# Exercise brief
Word for word, the data below must be repeated in full; no picture is to be included.

# Stored dataset items
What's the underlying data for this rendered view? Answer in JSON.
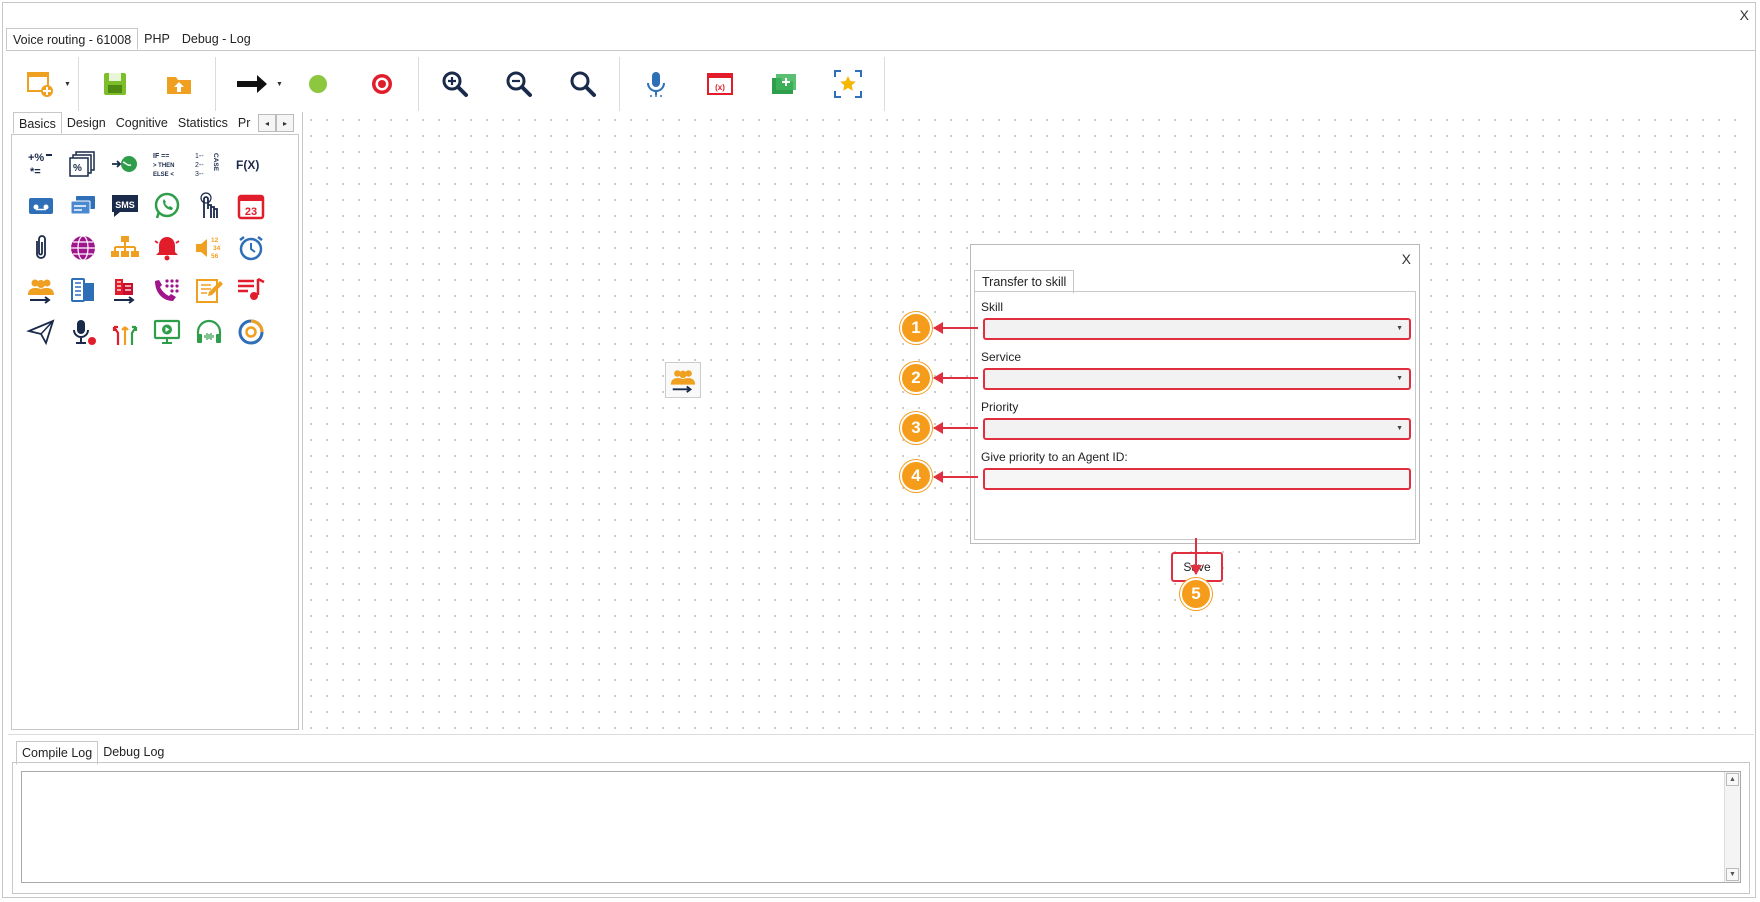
{
  "window": {
    "close_label": "X"
  },
  "top_tabs": [
    {
      "label": "Voice routing - 61008"
    },
    {
      "label": "PHP"
    },
    {
      "label": "Debug - Log"
    }
  ],
  "toolbar": {
    "buttons": [
      {
        "icon": "new-window-icon"
      },
      {
        "icon": "save-icon"
      },
      {
        "icon": "upload-icon"
      },
      {
        "icon": "arrow-right-icon"
      },
      {
        "icon": "green-circle-icon"
      },
      {
        "icon": "record-icon"
      },
      {
        "icon": "zoom-in-icon"
      },
      {
        "icon": "zoom-out-icon"
      },
      {
        "icon": "zoom-fit-icon"
      },
      {
        "icon": "microphone-icon"
      },
      {
        "icon": "variables-icon"
      },
      {
        "icon": "add-folder-icon"
      },
      {
        "icon": "focus-star-icon"
      }
    ]
  },
  "palette": {
    "tabs": [
      {
        "label": "Basics"
      },
      {
        "label": "Design"
      },
      {
        "label": "Cognitive"
      },
      {
        "label": "Statistics"
      },
      {
        "label": "Pr"
      }
    ],
    "arrows": {
      "left": "◂",
      "right": "▸"
    },
    "text_icons": {
      "fx": "F(X)",
      "sms": "SMS",
      "calendar_day": "23",
      "case": "CASE",
      "if_then_else": "IF == > THEN ELSE <"
    }
  },
  "dialog": {
    "close_label": "X",
    "tab_label": "Transfer to skill",
    "fields": [
      {
        "label": "Skill",
        "value": "",
        "type": "select"
      },
      {
        "label": "Service",
        "value": "",
        "type": "select"
      },
      {
        "label": "Priority",
        "value": "",
        "type": "select"
      },
      {
        "label": "Give priority to an Agent ID:",
        "value": "",
        "type": "text"
      }
    ],
    "save_label": "Save"
  },
  "callouts": [
    "1",
    "2",
    "3",
    "4",
    "5"
  ],
  "log": {
    "tabs": [
      {
        "label": "Compile Log"
      },
      {
        "label": "Debug Log"
      }
    ],
    "content": ""
  },
  "colors": {
    "highlight": "#e03040",
    "callout": "#f59c1a"
  }
}
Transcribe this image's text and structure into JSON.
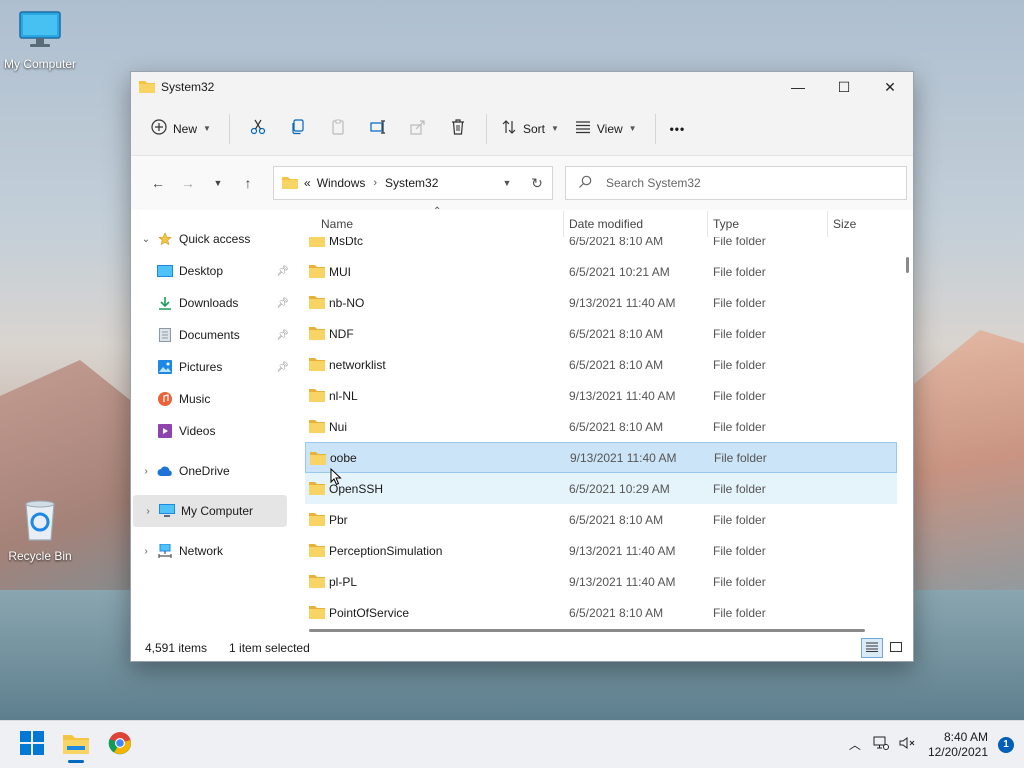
{
  "desktop": {
    "icons": [
      {
        "label": "My Computer"
      },
      {
        "label": "Recycle Bin"
      }
    ]
  },
  "window": {
    "title": "System32",
    "controls": {
      "minimize": "—",
      "maximize": "☐",
      "close": "✕"
    }
  },
  "toolbar": {
    "new_label": "New",
    "sort_label": "Sort",
    "view_label": "View",
    "more_label": "•••"
  },
  "navbar": {
    "breadcrumb": [
      "«",
      "Windows",
      "System32"
    ],
    "search_placeholder": "Search System32"
  },
  "sidebar": {
    "items": [
      {
        "label": "Quick access"
      },
      {
        "label": "Desktop"
      },
      {
        "label": "Downloads"
      },
      {
        "label": "Documents"
      },
      {
        "label": "Pictures"
      },
      {
        "label": "Music"
      },
      {
        "label": "Videos"
      },
      {
        "label": "OneDrive"
      },
      {
        "label": "My Computer"
      },
      {
        "label": "Network"
      }
    ]
  },
  "columns": {
    "name": "Name",
    "date": "Date modified",
    "type": "Type",
    "size": "Size"
  },
  "files": [
    {
      "name": "MsDtc",
      "date": "6/5/2021 8:10 AM",
      "type": "File folder"
    },
    {
      "name": "MUI",
      "date": "6/5/2021 10:21 AM",
      "type": "File folder"
    },
    {
      "name": "nb-NO",
      "date": "9/13/2021 11:40 AM",
      "type": "File folder"
    },
    {
      "name": "NDF",
      "date": "6/5/2021 8:10 AM",
      "type": "File folder"
    },
    {
      "name": "networklist",
      "date": "6/5/2021 8:10 AM",
      "type": "File folder"
    },
    {
      "name": "nl-NL",
      "date": "9/13/2021 11:40 AM",
      "type": "File folder"
    },
    {
      "name": "Nui",
      "date": "6/5/2021 8:10 AM",
      "type": "File folder"
    },
    {
      "name": "oobe",
      "date": "9/13/2021 11:40 AM",
      "type": "File folder"
    },
    {
      "name": "OpenSSH",
      "date": "6/5/2021 10:29 AM",
      "type": "File folder"
    },
    {
      "name": "Pbr",
      "date": "6/5/2021 8:10 AM",
      "type": "File folder"
    },
    {
      "name": "PerceptionSimulation",
      "date": "9/13/2021 11:40 AM",
      "type": "File folder"
    },
    {
      "name": "pl-PL",
      "date": "9/13/2021 11:40 AM",
      "type": "File folder"
    },
    {
      "name": "PointOfService",
      "date": "6/5/2021 8:10 AM",
      "type": "File folder"
    }
  ],
  "status": {
    "count": "4,591 items",
    "selection": "1 item selected"
  },
  "taskbar": {
    "time": "8:40 AM",
    "date": "12/20/2021",
    "notifications": "1"
  },
  "colors": {
    "accent": "#0067c0",
    "selection": "#cce4f7",
    "folder": "#f4c542"
  }
}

# Solution to this task
What's the underlying data for this rendered view? Answer in JSON.
{
  "window": {
    "close_label": "X"
  },
  "top_tabs": [
    {
      "label": "Voice routing - 61008"
    },
    {
      "label": "PHP"
    },
    {
      "label": "Debug - Log"
    }
  ],
  "toolbar": {
    "buttons": [
      {
        "icon": "new-window-icon"
      },
      {
        "icon": "save-icon"
      },
      {
        "icon": "upload-icon"
      },
      {
        "icon": "arrow-right-icon"
      },
      {
        "icon": "green-circle-icon"
      },
      {
        "icon": "record-icon"
      },
      {
        "icon": "zoom-in-icon"
      },
      {
        "icon": "zoom-out-icon"
      },
      {
        "icon": "zoom-fit-icon"
      },
      {
        "icon": "microphone-icon"
      },
      {
        "icon": "variables-icon"
      },
      {
        "icon": "add-folder-icon"
      },
      {
        "icon": "focus-star-icon"
      }
    ]
  },
  "palette": {
    "tabs": [
      {
        "label": "Basics"
      },
      {
        "label": "Design"
      },
      {
        "label": "Cognitive"
      },
      {
        "label": "Statistics"
      },
      {
        "label": "Pr"
      }
    ],
    "arrows": {
      "left": "◂",
      "right": "▸"
    },
    "text_icons": {
      "fx": "F(X)",
      "sms": "SMS",
      "calendar_day": "23",
      "case": "CASE",
      "if_then_else": "IF == > THEN ELSE <"
    }
  },
  "dialog": {
    "close_label": "X",
    "tab_label": "Transfer to skill",
    "fields": [
      {
        "label": "Skill",
        "value": "",
        "type": "select"
      },
      {
        "label": "Service",
        "value": "",
        "type": "select"
      },
      {
        "label": "Priority",
        "value": "",
        "type": "select"
      },
      {
        "label": "Give priority to an Agent ID:",
        "value": "",
        "type": "text"
      }
    ],
    "save_label": "Save"
  },
  "callouts": [
    "1",
    "2",
    "3",
    "4",
    "5"
  ],
  "log": {
    "tabs": [
      {
        "label": "Compile Log"
      },
      {
        "label": "Debug Log"
      }
    ],
    "content": ""
  },
  "colors": {
    "highlight": "#e03040",
    "callout": "#f59c1a"
  }
}
Transcribe this image's text and structure into JSON.
{
  "desktop": {
    "icons": [
      {
        "label": "My Computer"
      },
      {
        "label": "Recycle Bin"
      }
    ]
  },
  "window": {
    "title": "System32",
    "controls": {
      "minimize": "—",
      "maximize": "☐",
      "close": "✕"
    }
  },
  "toolbar": {
    "new_label": "New",
    "sort_label": "Sort",
    "view_label": "View",
    "more_label": "•••"
  },
  "navbar": {
    "breadcrumb": [
      "«",
      "Windows",
      "System32"
    ],
    "search_placeholder": "Search System32"
  },
  "sidebar": {
    "items": [
      {
        "label": "Quick access"
      },
      {
        "label": "Desktop"
      },
      {
        "label": "Downloads"
      },
      {
        "label": "Documents"
      },
      {
        "label": "Pictures"
      },
      {
        "label": "Music"
      },
      {
        "label": "Videos"
      },
      {
        "label": "OneDrive"
      },
      {
        "label": "My Computer"
      },
      {
        "label": "Network"
      }
    ]
  },
  "columns": {
    "name": "Name",
    "date": "Date modified",
    "type": "Type",
    "size": "Size"
  },
  "files": [
    {
      "name": "MsDtc",
      "date": "6/5/2021 8:10 AM",
      "type": "File folder"
    },
    {
      "name": "MUI",
      "date": "6/5/2021 10:21 AM",
      "type": "File folder"
    },
    {
      "name": "nb-NO",
      "date": "9/13/2021 11:40 AM",
      "type": "File folder"
    },
    {
      "name": "NDF",
      "date": "6/5/2021 8:10 AM",
      "type": "File folder"
    },
    {
      "name": "networklist",
      "date": "6/5/2021 8:10 AM",
      "type": "File folder"
    },
    {
      "name": "nl-NL",
      "date": "9/13/2021 11:40 AM",
      "type": "File folder"
    },
    {
      "name": "Nui",
      "date": "6/5/2021 8:10 AM",
      "type": "File folder"
    },
    {
      "name": "oobe",
      "date": "9/13/2021 11:40 AM",
      "type": "File folder"
    },
    {
      "name": "OpenSSH",
      "date": "6/5/2021 10:29 AM",
      "type": "File folder"
    },
    {
      "name": "Pbr",
      "date": "6/5/2021 8:10 AM",
      "type": "File folder"
    },
    {
      "name": "PerceptionSimulation",
      "date": "9/13/2021 11:40 AM",
      "type": "File folder"
    },
    {
      "name": "pl-PL",
      "date": "9/13/2021 11:40 AM",
      "type": "File folder"
    },
    {
      "name": "PointOfService",
      "date": "6/5/2021 8:10 AM",
      "type": "File folder"
    }
  ],
  "status": {
    "count": "4,591 items",
    "selection": "1 item selected"
  },
  "taskbar": {
    "time": "8:40 AM",
    "date": "12/20/2021",
    "notifications": "1"
  },
  "colors": {
    "accent": "#0067c0",
    "selection": "#cce4f7",
    "folder": "#f4c542"
  }
}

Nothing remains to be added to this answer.